Please restate each entry that appears below word for word, without its pictures.
--- Extracted material Enclosed Below ---
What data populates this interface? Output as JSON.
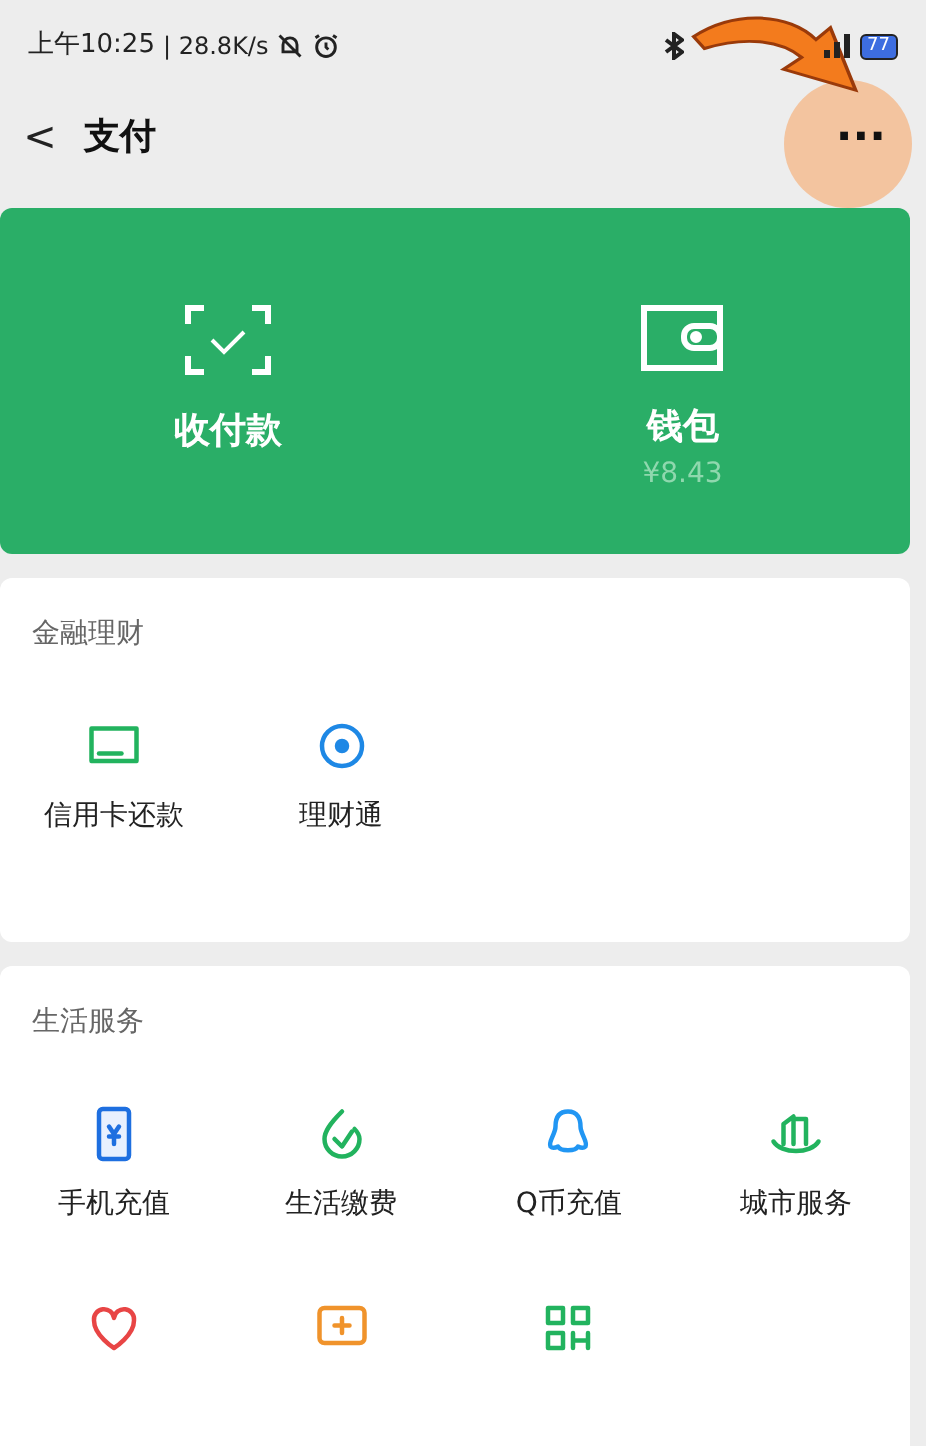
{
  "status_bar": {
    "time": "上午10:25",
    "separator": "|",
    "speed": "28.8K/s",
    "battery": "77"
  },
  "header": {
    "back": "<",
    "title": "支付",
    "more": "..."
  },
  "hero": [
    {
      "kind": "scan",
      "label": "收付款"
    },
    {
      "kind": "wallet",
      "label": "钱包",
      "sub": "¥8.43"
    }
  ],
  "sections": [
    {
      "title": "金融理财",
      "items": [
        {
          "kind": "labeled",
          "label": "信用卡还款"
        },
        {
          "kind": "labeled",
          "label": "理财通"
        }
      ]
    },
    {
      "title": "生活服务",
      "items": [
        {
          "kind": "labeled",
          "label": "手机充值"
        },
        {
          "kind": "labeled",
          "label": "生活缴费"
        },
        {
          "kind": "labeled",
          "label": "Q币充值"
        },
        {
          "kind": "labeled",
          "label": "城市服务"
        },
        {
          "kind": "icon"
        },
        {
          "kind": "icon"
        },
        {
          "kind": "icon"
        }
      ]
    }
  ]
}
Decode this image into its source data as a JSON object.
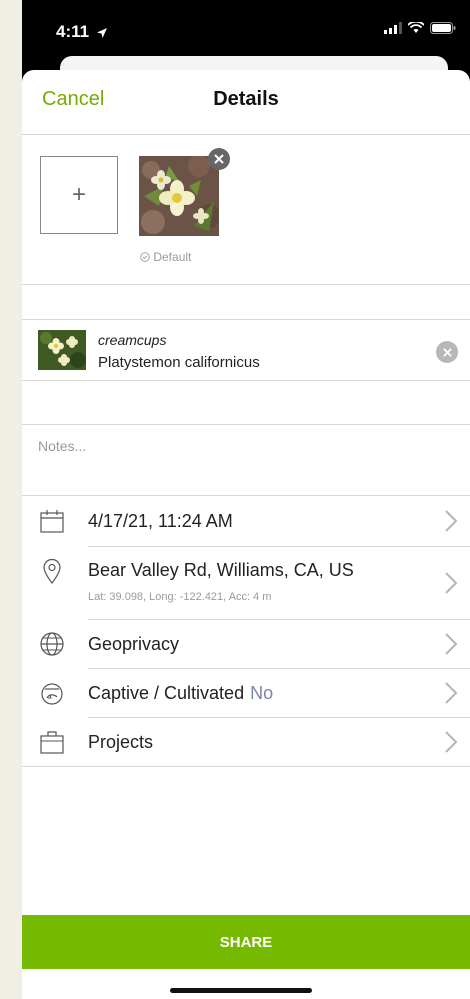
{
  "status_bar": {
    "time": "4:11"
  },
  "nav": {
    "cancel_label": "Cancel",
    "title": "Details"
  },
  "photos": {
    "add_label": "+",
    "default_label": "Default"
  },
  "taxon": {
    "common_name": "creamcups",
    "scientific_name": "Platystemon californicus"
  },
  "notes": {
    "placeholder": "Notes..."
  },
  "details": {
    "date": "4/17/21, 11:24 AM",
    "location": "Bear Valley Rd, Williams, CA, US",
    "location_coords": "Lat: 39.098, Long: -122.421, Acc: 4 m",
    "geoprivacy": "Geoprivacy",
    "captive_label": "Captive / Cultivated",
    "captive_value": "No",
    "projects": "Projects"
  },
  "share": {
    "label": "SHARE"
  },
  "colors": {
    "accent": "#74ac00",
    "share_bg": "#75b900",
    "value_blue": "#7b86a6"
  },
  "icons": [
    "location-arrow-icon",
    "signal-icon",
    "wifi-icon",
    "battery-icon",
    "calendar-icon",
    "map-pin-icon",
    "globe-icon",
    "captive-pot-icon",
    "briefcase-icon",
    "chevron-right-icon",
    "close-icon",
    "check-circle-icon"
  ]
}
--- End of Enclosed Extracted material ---
• Completed task:
What data populates this interface? Output as JSON.
{
  "status_bar": {
    "time": "上午10:25",
    "separator": "|",
    "speed": "28.8K/s",
    "battery": "77"
  },
  "header": {
    "back": "<",
    "title": "支付",
    "more": "..."
  },
  "hero": [
    {
      "kind": "scan",
      "label": "收付款"
    },
    {
      "kind": "wallet",
      "label": "钱包",
      "sub": "¥8.43"
    }
  ],
  "sections": [
    {
      "title": "金融理财",
      "items": [
        {
          "kind": "labeled",
          "label": "信用卡还款"
        },
        {
          "kind": "labeled",
          "label": "理财通"
        }
      ]
    },
    {
      "title": "生活服务",
      "items": [
        {
          "kind": "labeled",
          "label": "手机充值"
        },
        {
          "kind": "labeled",
          "label": "生活缴费"
        },
        {
          "kind": "labeled",
          "label": "Q币充值"
        },
        {
          "kind": "labeled",
          "label": "城市服务"
        },
        {
          "kind": "icon"
        },
        {
          "kind": "icon"
        },
        {
          "kind": "icon"
        }
      ]
    }
  ]
}
Decode this image into its source data as a JSON object.
{
  "status_bar": {
    "time": "4:11"
  },
  "nav": {
    "cancel_label": "Cancel",
    "title": "Details"
  },
  "photos": {
    "add_label": "+",
    "default_label": "Default"
  },
  "taxon": {
    "common_name": "creamcups",
    "scientific_name": "Platystemon californicus"
  },
  "notes": {
    "placeholder": "Notes..."
  },
  "details": {
    "date": "4/17/21, 11:24 AM",
    "location": "Bear Valley Rd, Williams, CA, US",
    "location_coords": "Lat: 39.098, Long: -122.421, Acc: 4 m",
    "geoprivacy": "Geoprivacy",
    "captive_label": "Captive / Cultivated",
    "captive_value": "No",
    "projects": "Projects"
  },
  "share": {
    "label": "SHARE"
  },
  "colors": {
    "accent": "#74ac00",
    "share_bg": "#75b900",
    "value_blue": "#7b86a6"
  },
  "icons": [
    "location-arrow-icon",
    "signal-icon",
    "wifi-icon",
    "battery-icon",
    "calendar-icon",
    "map-pin-icon",
    "globe-icon",
    "captive-pot-icon",
    "briefcase-icon",
    "chevron-right-icon",
    "close-icon",
    "check-circle-icon"
  ]
}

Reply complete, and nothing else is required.